Reading in bed a is nighttime ritual for many people, but does it promote sleep and general good health?
How does reading affect sleep?
While there have been many studies that proves reading helps reduce stress, some sources note that the simple act of reading allows the mind to calm down and focus. Alaska Sleep points out that reading prevents the mind from wandering about problems or challenges.
There is also a theory about regular eye movement. As Wonderopolis explains, “as your brain works hard and your eye muscles tire, it’s only natural that they would need rest,” and your eyes will gradually close.
Dreams.co.uk also considers the possibility that reading will make you sleepy because you are in bed. “This happens because your body has conditioned itself to associate that place with sleep. So when your muscles begin to relax, a domino effect may occur as your body slowly enters sleep mode against your will!”
What should you read before bed?
The Sleep Doctor recommends fiction because it’s more relaxing.
Book Riot suggests something short, since most people read for less than an hour before going to sleep.
Not sure which book to choose? Sign up for the Read to Sleep newsletter sponsored by Penguin Random House.
Is reading in bed bad for you?
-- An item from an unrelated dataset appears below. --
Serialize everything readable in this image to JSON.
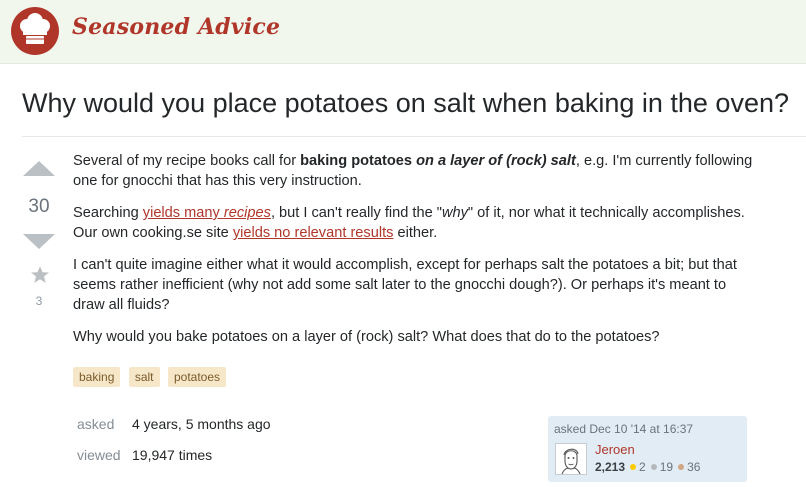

Reading in bed can put a strain on your neck and lower body, according to Sleep Advisor, and recommends using a wedge pillow. If a wedge pillow is not an option, pillows under your knees, propped behind your back, on your lap to rest your arms are just a few of the tips they offer to increase circulation and avoid pain.
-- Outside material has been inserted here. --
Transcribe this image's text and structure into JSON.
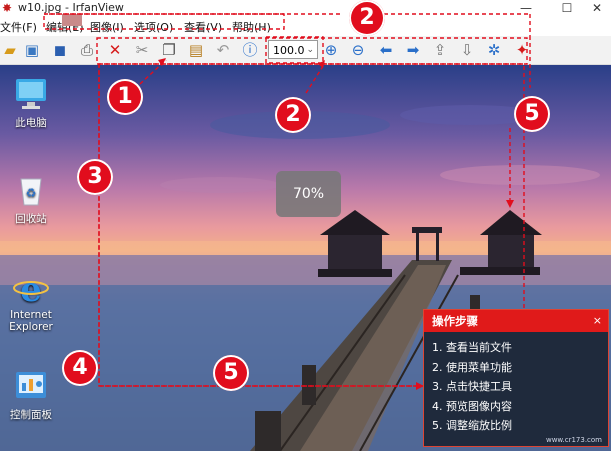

Does the reading light matter?
Different types of light can affect your quality of sleep, so The National Sleep Foundation encourages people to learn more about sleep lighting technology. This includes smart bulbs, as well as smartphone apps and voice-assisted tech devices that offers wireless control over the lighting.
If you want to use a book light, The Chicago Tribune offers a buying guide that looks at different types, power sources, adjustable settings and prices.
Prefer a nightstand lamp? Sleep.org discourages getting anything that requires a bulb over 60 watts.
What about blue light?
In 2014, researchers from the University of Texas found “that the use of portable light-emitting devices immediately before bedtime has biological effects that may perpetuate sleep deficiency and disrupt circadian rhythms, both of which can have adverse impacts on performance, health, and safety.”
However, in 2019, a research team from the University of Manchester experimented with lights that were in different hues but had equal brightness. They concluded that “contrary to common beliefs, it is yellow rather than blue colors that have the strongest effect on the mammalian circadian system”.
The Sleep Foundation argues that using any electronic devices before bed interferes with the quantity and quality of sleep. It recommends removing all technology from the bedroom, including e-readers.
Bedtime reading isn’t for everyone, and it doesn’t guarantee sleepiness or a good night’s sleep. Yet readers like to incorporate the activity in their nighttime rituals because it’s an enjoyable and gentle method to unwind and relax.
Looking for a bedtime story? Try one of these romance novellas.